# (120e) Identification of Optimization Decomposition Structures Via Community Detection Algorithms

- Conference: AIChE Annual Meeting
- Year: 2017
- Proceeding: 2017 AIChE Annual Meeting
- Group: Computing and Systems Technology Division
- Session:
- Time:
Monday, October 30, 2017 - 1:54pm-2:15pm

to the presence of nonlinear, nonconvex terms in many chemical models, including, for example,

bilinear terms in mass balance constraints, nonconvex power functions of variables for capital costs,

or reaction equilibria terms. To solve these complex optimization problems, a classical method

widely applied in process systems engineering is to seek a decomposition, namely to separate the

original problems into subproblems of smaller sizes with reduced computational complexity by

first removing some complicating variables and constraints, and then coordinating the subproblems

through a master problem or primal-dual approaches [1, 2].

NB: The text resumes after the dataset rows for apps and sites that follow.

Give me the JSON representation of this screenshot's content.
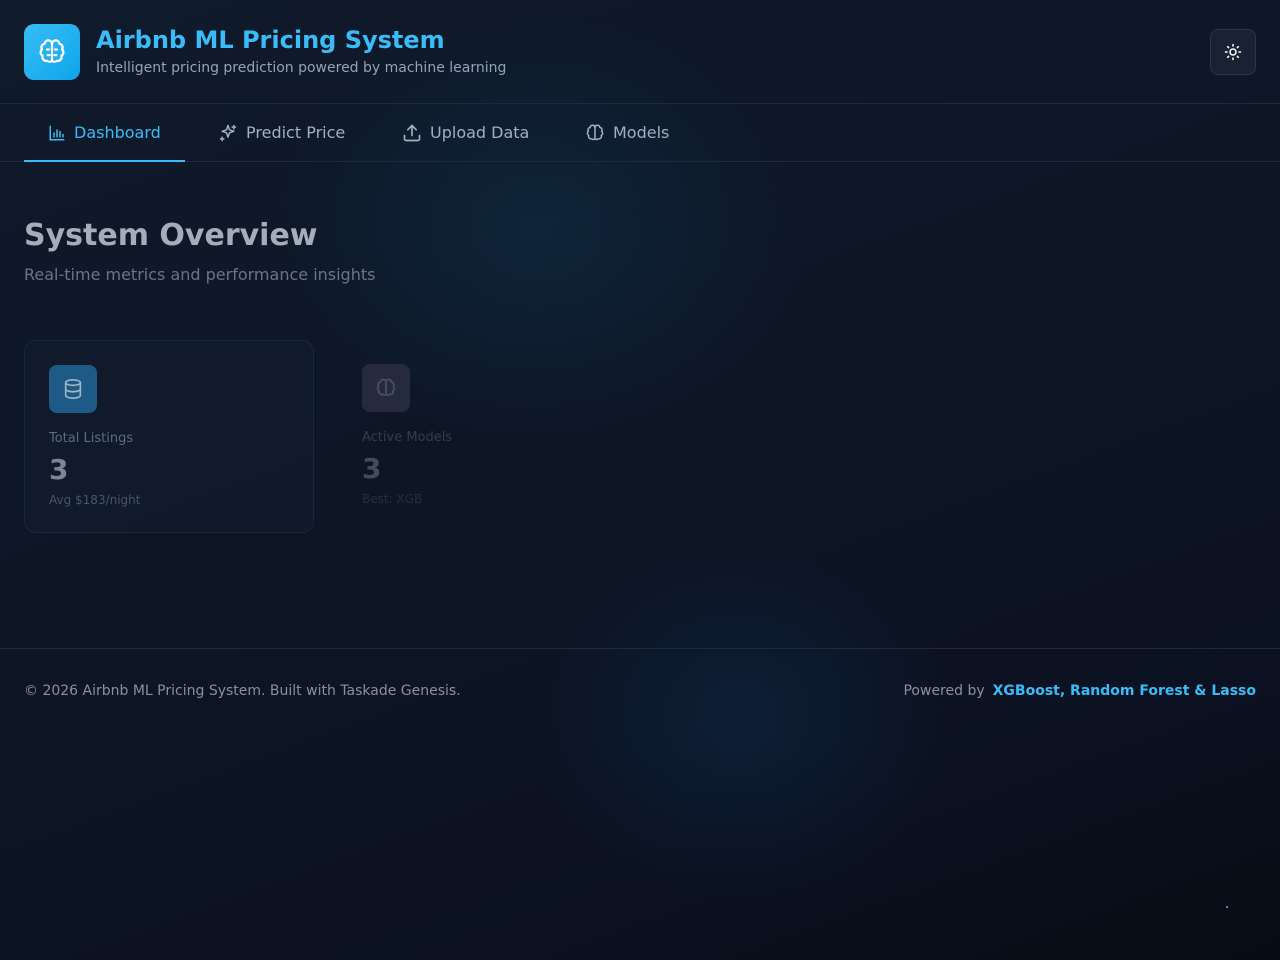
{
  "header": {
    "title": "Airbnb ML Pricing System",
    "subtitle": "Intelligent pricing prediction powered by machine learning",
    "logo_icon": "brain-icon",
    "theme_toggle_icon": "sun-icon"
  },
  "nav": {
    "tabs": [
      {
        "label": "Dashboard",
        "icon": "bar-chart-icon",
        "active": true
      },
      {
        "label": "Predict Price",
        "icon": "sparkles-icon",
        "active": false
      },
      {
        "label": "Upload Data",
        "icon": "upload-icon",
        "active": false
      },
      {
        "label": "Models",
        "icon": "brain-icon",
        "active": false
      }
    ]
  },
  "overview": {
    "title": "System Overview",
    "subtitle": "Real-time metrics and performance insights"
  },
  "cards": [
    {
      "label": "Total Listings",
      "value": "3",
      "note": "Avg $183/night",
      "icon": "database-icon"
    },
    {
      "label": "Active Models",
      "value": "3",
      "note": "Best: XGB",
      "icon": "brain-icon"
    }
  ],
  "footer": {
    "copyright": "© 2026 Airbnb ML Pricing System. Built with Taskade Genesis.",
    "powered_label": "Powered by",
    "powered_tech": "XGBoost, Random Forest & Lasso"
  },
  "colors": {
    "accent": "#38bdf8",
    "background": "#0e1626"
  }
}
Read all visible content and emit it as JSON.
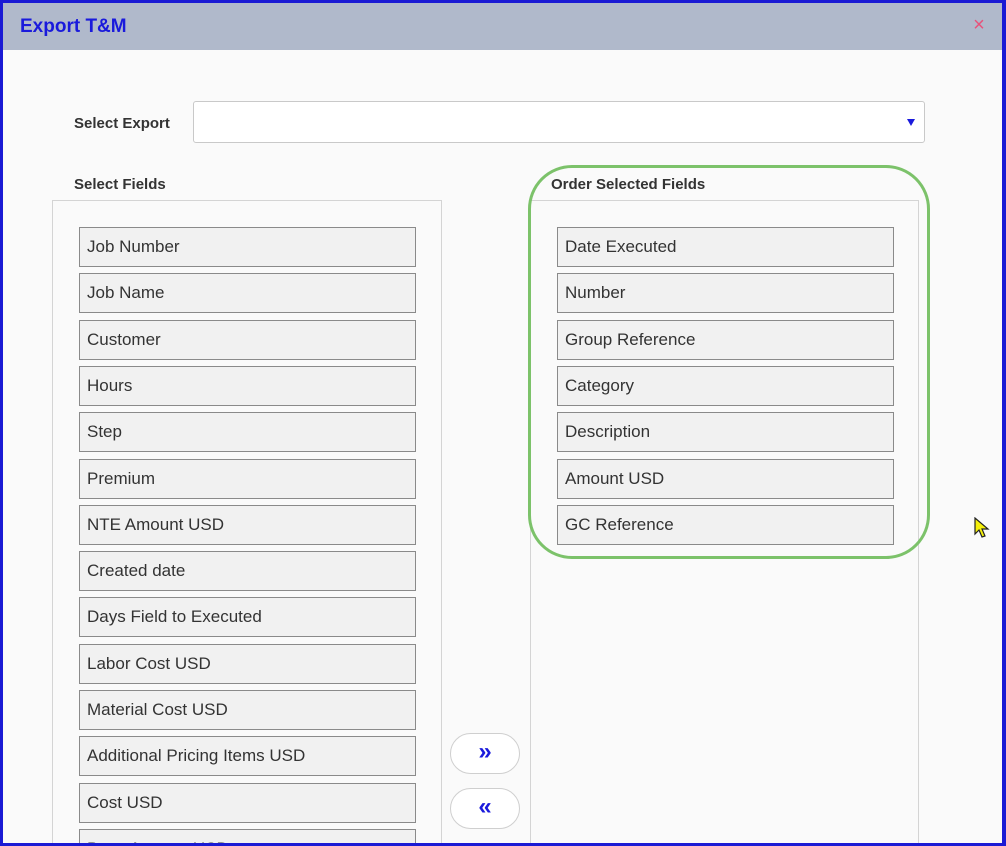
{
  "dialog": {
    "title": "Export T&M",
    "close_glyph": "×"
  },
  "select_export": {
    "label": "Select Export",
    "value": ""
  },
  "select_fields": {
    "heading": "Select Fields",
    "items": [
      "Job Number",
      "Job Name",
      "Customer",
      "Hours",
      "Step",
      "Premium",
      "NTE Amount USD",
      "Created date",
      "Days Field to Executed",
      "Labor Cost USD",
      "Material Cost USD",
      "Additional Pricing Items USD",
      "Cost USD",
      "Base Amount USD"
    ]
  },
  "order_fields": {
    "heading": "Order Selected Fields",
    "items": [
      "Date Executed",
      "Number",
      "Group Reference",
      "Category",
      "Description",
      "Amount USD",
      "GC Reference"
    ]
  },
  "buttons": {
    "add_all_glyph": "»",
    "remove_all_glyph": "«"
  },
  "colors": {
    "accent": "#1a1adc",
    "title_bar": "#b0b9cb",
    "close": "#e8527a",
    "highlight": "#7cc26a"
  }
}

As a motivating example, consider our previous work which determined the optimal design

of a plant which couples biofuel and renewable energy production [3]. The original optimization

formulation was a very large (~60,000 variables) and computationally intractable mixed integer

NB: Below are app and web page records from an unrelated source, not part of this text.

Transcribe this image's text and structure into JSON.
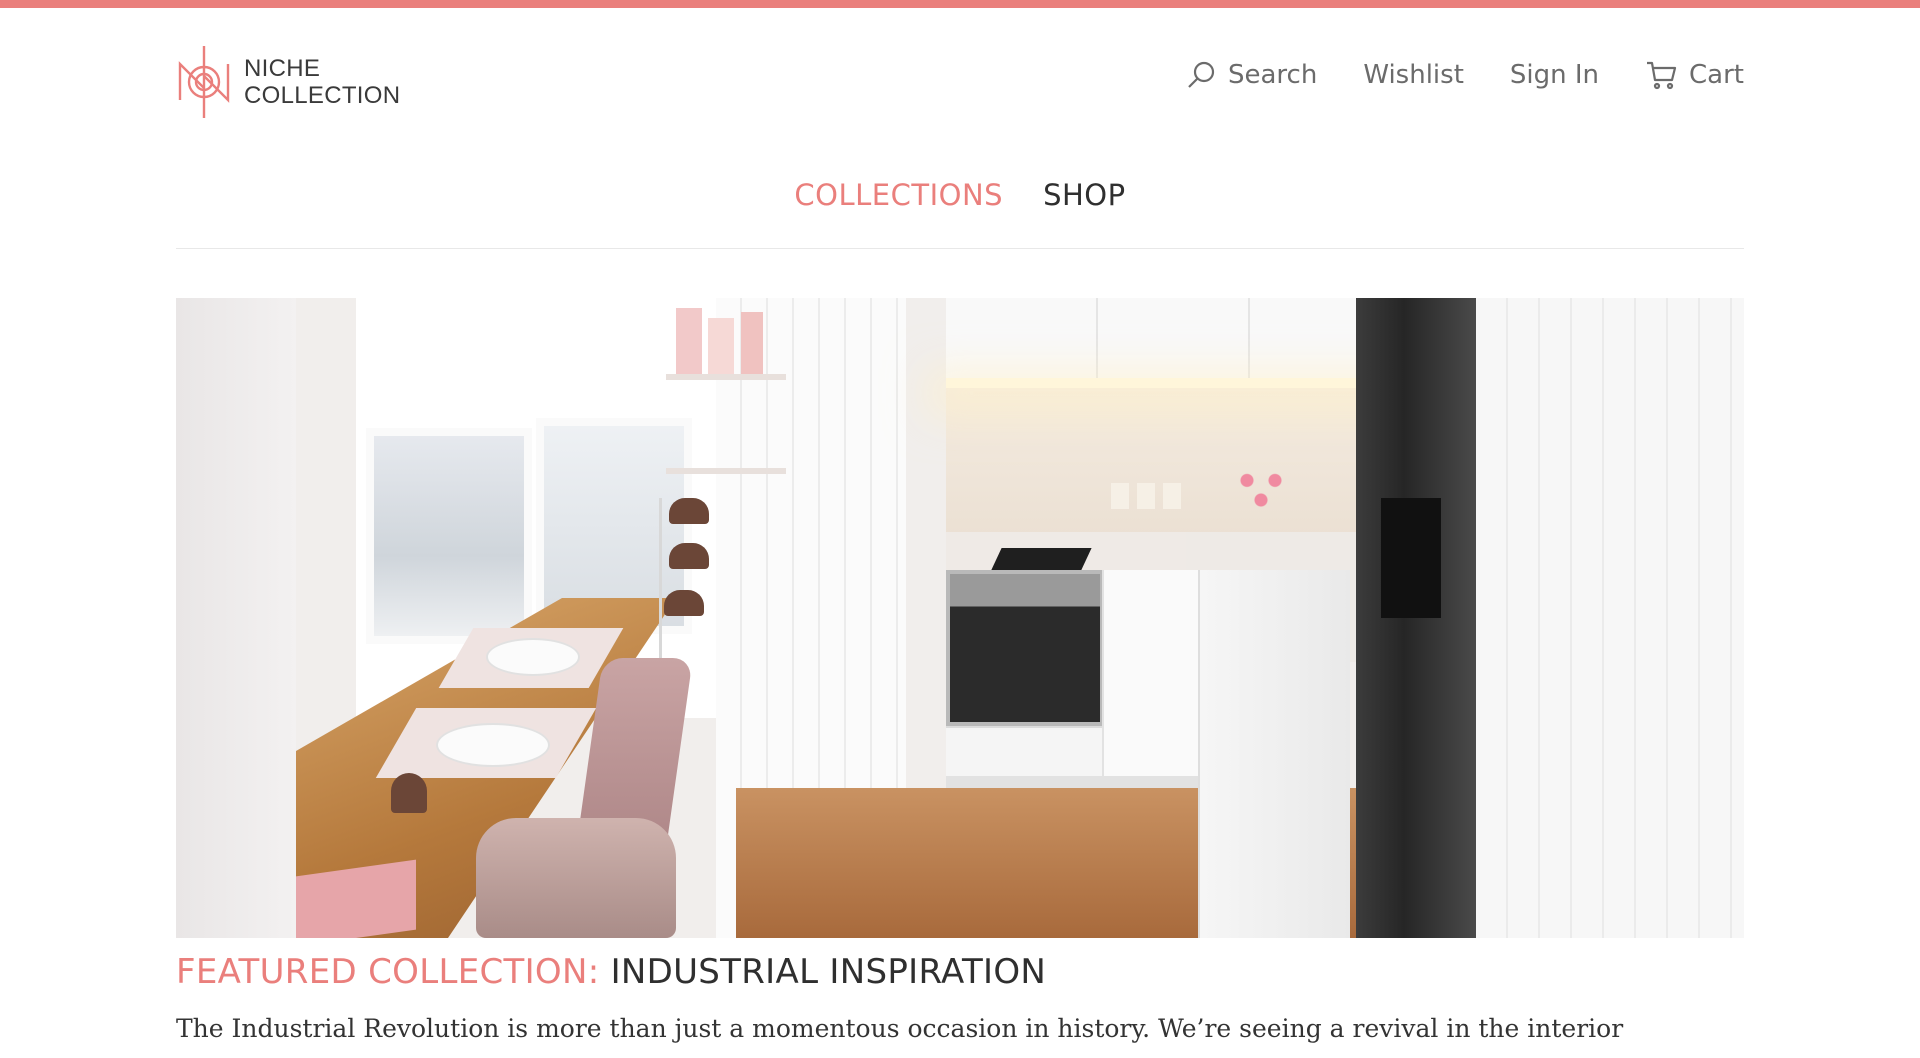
{
  "brand": {
    "name_line1": "NICHE",
    "name_line2": "COLLECTION",
    "accent_color": "#ea7f7c"
  },
  "util_nav": {
    "search_label": "Search",
    "search_icon": "search-icon",
    "wishlist_label": "Wishlist",
    "signin_label": "Sign In",
    "cart_label": "Cart",
    "cart_icon": "cart-icon"
  },
  "main_nav": {
    "items": [
      {
        "label": "COLLECTIONS",
        "active": true
      },
      {
        "label": "SHOP",
        "active": false
      }
    ]
  },
  "hero": {
    "image": "kitchen-interior-photo"
  },
  "featured": {
    "label": "FEATURED COLLECTION:",
    "name": "INDUSTRIAL INSPIRATION",
    "body": "The Industrial Revolution is more than just a momentous occasion in history. We’re seeing a revival in the interior"
  }
}
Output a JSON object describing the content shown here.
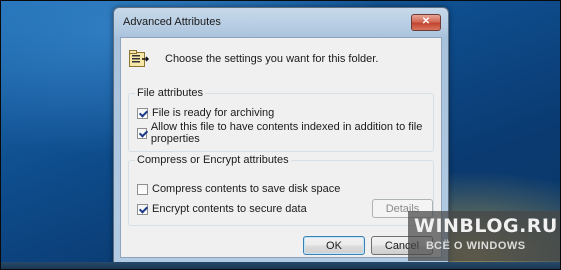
{
  "window": {
    "title": "Advanced Attributes",
    "close_glyph": "✕"
  },
  "header": {
    "icon": "folder-attributes-icon",
    "text": "Choose the settings you want for this folder."
  },
  "file_attributes": {
    "label": "File attributes",
    "options": [
      {
        "label": "File is ready for archiving",
        "checked": true
      },
      {
        "label": "Allow this file to have contents indexed in addition to file properties",
        "checked": true
      }
    ]
  },
  "compress_encrypt": {
    "label": "Compress or Encrypt attributes",
    "options": [
      {
        "label": "Compress contents to save disk space",
        "checked": false
      },
      {
        "label": "Encrypt contents to secure data",
        "checked": true
      }
    ],
    "details_label": "Details"
  },
  "buttons": {
    "ok": "OK",
    "cancel": "Cancel"
  },
  "watermark": {
    "line1": "WINBLOG.RU",
    "line2": "ВСЁ О WINDOWS"
  }
}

nonlinear program (MINLP). However, the overall plant consisted of two subsystems, the biofuel

producing subsystem and the energy producing subsystems, which shared a few variables. As such,

the original problem was decomposed into a much smaller (~700 variables) nonlinear program

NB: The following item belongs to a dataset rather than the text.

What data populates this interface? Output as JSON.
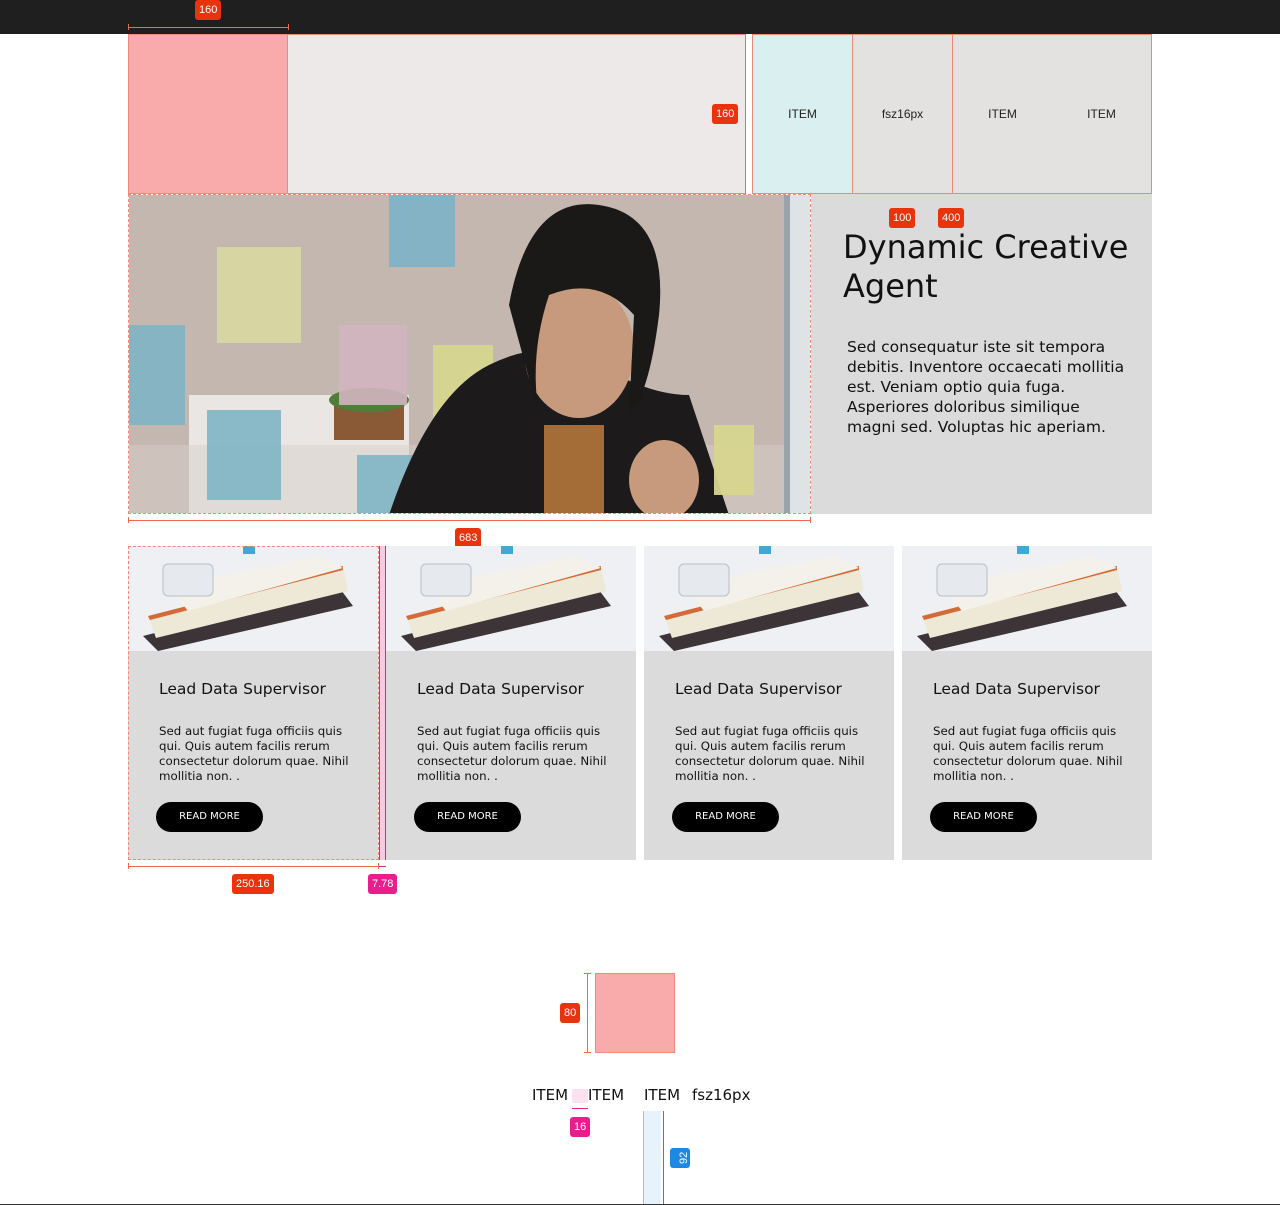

(NLP) which determined the optimal biofuel plant design, and a large mixed integer *linear* program

(MILP) which determined the optimal renewable energy plant design. A master problem decided

values for the three variables shared by the two systems. This approach made the optimization

problem tractable, solving the problem within a reasonable (<10%) optimality gap.

For a general optimization problem, one cannot determine an optimal decomposition intuitively

as in the motivating example. As such, this work proposes a generic automated approach to

finding subnetworks within optimization problems using community detection algorithms. Such an

approach has been proven useful in the control-relevant decomposition of chemical plant dynamic

networks for distributed model predictive control [4, 5]. For the purpose of optimization, the

problem is converted to a novel bipartite graph with one category of nodes representing equations

and the other category of nodes representing variables. Community detection algorithms, e.g.

spectral clustering or fast unfolding, are then used to identify communities (i.e. clusters of equations

and variables) which are connected by a minimum number of shared variables or constraints.

The framework allows for the incorporation of other considerations; for example, ensuring that

the communities are tightly interacting amongst themselves, or requiring that the most difficult

nonconvex equations all appear in the same community which is made as small as possible. We apply

the proposed method to various optimization problems from existing test libraries, and document

its capability to systematically generate efficient decompositions whenever they are warranted by

the structure of the problem.

[1] Conejo, A.J., Castillo, E., Minguez, R., and Garcia-Bertrand, R. Decomposition techniques

in mathematical programming: Engineering and science applications (2006). Springer.

[2] Grossmann, I.E. Advances in mathematical programming models for enterprise-wide opti-

mization. Comput. Chem. Eng., 47(2012), pp. 2-18.

[3] Allman, A., and Daoutidis, P. Optimal design of synergistic renewable fuel and power sys-

tems. Renew. Energy, 100(2017), pp. 78-89.

[4] Tang, W. and Daoutidis, P. Hybrid distributed/hierarchical control architecture design. 20th

IFAC World Congress, (2017), accepted.

[5] Pourkargar, D.B., Almansoori, A., and Daoutidis, P. Distributed model predictive control

of process networks: Impact of control architecture. 20th IFAC World Congress, (2017), accepted.